After graduating from the New School’s master’s program three years later, he served in the 2008-2009 season at Florida Stage as part of the National New Play Network’s Emerging Playwright in Residence program. That program expired during the summer, but Tyrrell invited him to stay on another year as its Playwright in Residence.
It is a dream situation for someone whose peers work day jobs and write at night. ‘I don’t have to have another job. My job is to be a playwright. ‘Florida Stage has put a tremendous amount of artistic and financial support in me,’ he said.
In exchange, Tyrrell proposed Rosendorf write about Florida’s relationship to water.

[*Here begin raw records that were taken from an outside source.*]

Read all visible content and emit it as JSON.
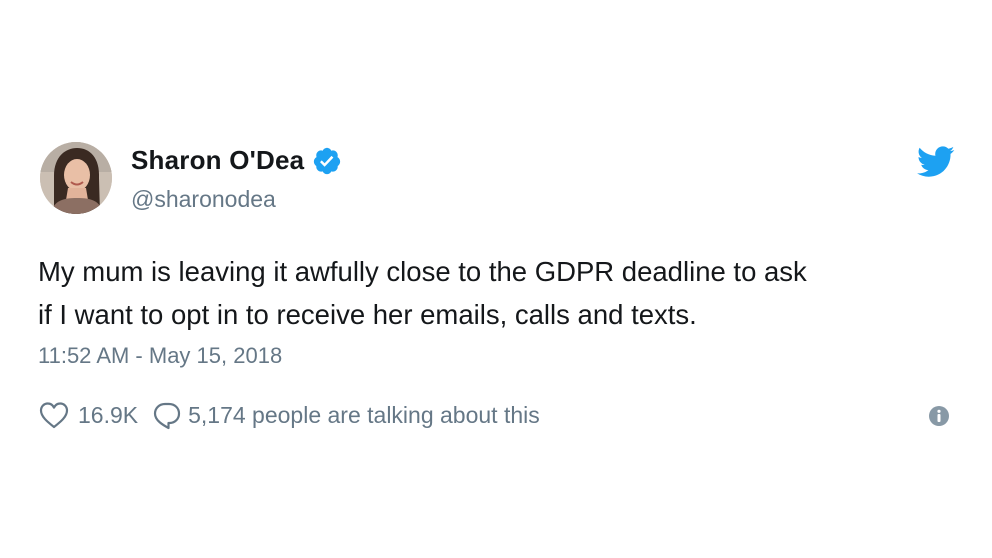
{
  "tweet": {
    "author": {
      "name": "Sharon O'Dea",
      "handle": "@sharonodea",
      "verified": true
    },
    "text_lines": [
      "My mum is leaving it awfully close to the GDPR deadline to ask",
      "if I want to opt in to receive her emails, calls and texts."
    ],
    "timestamp": "11:52 AM - May 15, 2018",
    "likes": "16.9K",
    "talking": "5,174 people are talking about this"
  },
  "icons": {
    "avatar": "avatar",
    "verified": "verified-badge-icon",
    "brand": "twitter-bird-icon",
    "like": "heart-icon",
    "reply": "speech-bubble-icon",
    "info": "info-icon"
  },
  "colors": {
    "brand": "#1da1f2",
    "text": "#14171a",
    "secondary": "#657786",
    "info": "#8899a6"
  }
}
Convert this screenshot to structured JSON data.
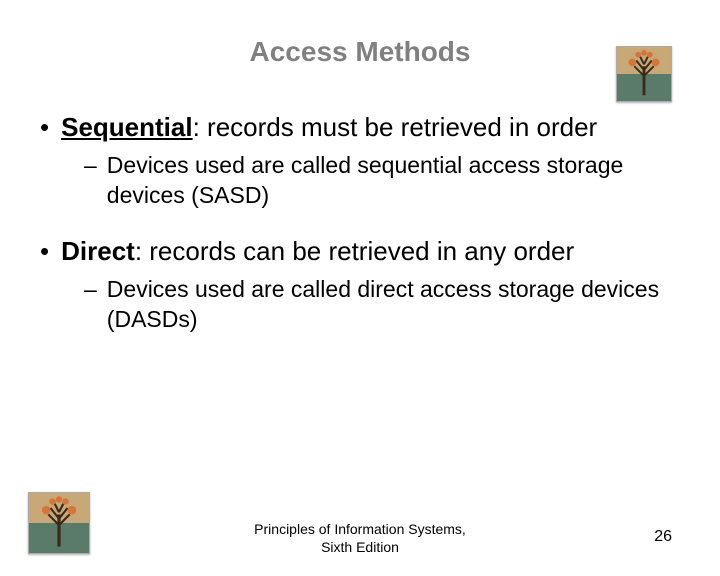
{
  "title": "Access Methods",
  "bullets": [
    {
      "term": "Sequential",
      "rest": ": records must be retrieved in order",
      "sub": "Devices used are called sequential access storage devices (SASD)"
    },
    {
      "term": "Direct",
      "rest": ": records can be retrieved in any order",
      "sub": "Devices used are called direct access storage devices (DASDs)"
    }
  ],
  "footer_line1": "Principles of Information Systems,",
  "footer_line2": "Sixth Edition",
  "page_number": "26"
}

But the commission in August of 2009 put Rosendorf in the unfamiliar position of having to start with a topic rather than starting with a conflict, characters or situation that had been gestating for a number of years. In earlier plays, he researched facts to fill a specific need for each play. Now, the visiting Yankee had to immerse himself in the fabric of Florida first, through books, interviews and road trips to the sites he was writing about. ‘The first thing I had to do was learn’ and then find my way into the play.’
In the 1920s, farmers wanted to use the submerged but fertile land in the eastern side of Lake Okeechobee. Using mud and muck dredged from the lake bottom, they built canals to drain water away and constructed a fragile dike to hold back the water. But the mud liquefied over time and dike was weak. In 1926, a hurricane, busted portions of the dike and the flood killed 400 people.
But no one would invest in a stronger dike and it was merely patched up. The first part of the play is set in 1928, just before the infamous second monster hurricane struck, ripping the dike apart and drowning 2,500 people. The fatal storm provides the set piece near the end of the first act. Then President Herbert Hoover pushed for the dikes that are still in place today.
Rosendorf labored not to drown the play in historical detail, but to weave it into a human drama. ‘The last thing I want to do is put two talking heads on stage,’ he said.
The playwriting has been a long process encompassing multiple drafts and revisions, punctuated with advice from at least three dramaturges and lessons learned from readings and workshops. The tweaking was never-ending. ‘Even in rehearsal, I added a scene to Act 2 that occurred offstage.’
Cane is the first entry in what the theater has envisioned as The Florida Cycle ‘ pieces commissioned or existing new works sought out over the coming years, collated into a body of theater celebrating the unique culture and history of Florida.
The idea is championed by Tyrrell, who came to the state as an actor in 1974 and has lived here ever since. As a New Yorker, ‘It gave me a really interesting and fairly broad view of where Florida was,’ he said.
Since then, ‘I’ve come to appreciate Florida for all its rich and diverse elements, its history from a Wild West kind of place to a place of reinvention and its international qualities being at the southeast end of the United States. Florida is a place of extremes, be it weather or personalities, the eccentricities, the kind of crimes that occur here.’
Cane certainly qualified, he said. ‘This is carved out of the muck.’
An obvious question is whether the play will interest theatergoers outside Florida. Rosendorf hopes any audience can relate to the human drama.
‘If I’ve done my job right, it’s a play that is universal but just happens to happen in Belle Glade.’
Florida Stage’s Cane opens Friday, runs through Nov. 28 at the Kravis Center’s Rinker Playhouse in West Palm Beach. 7:30 p.m. Wednesday-Sunday; 1:30 p.m. Wednesday, Saturday, Sunday. Tickets $47-50. More information at floridastage.org; 561-585-3433, 800-514-3837.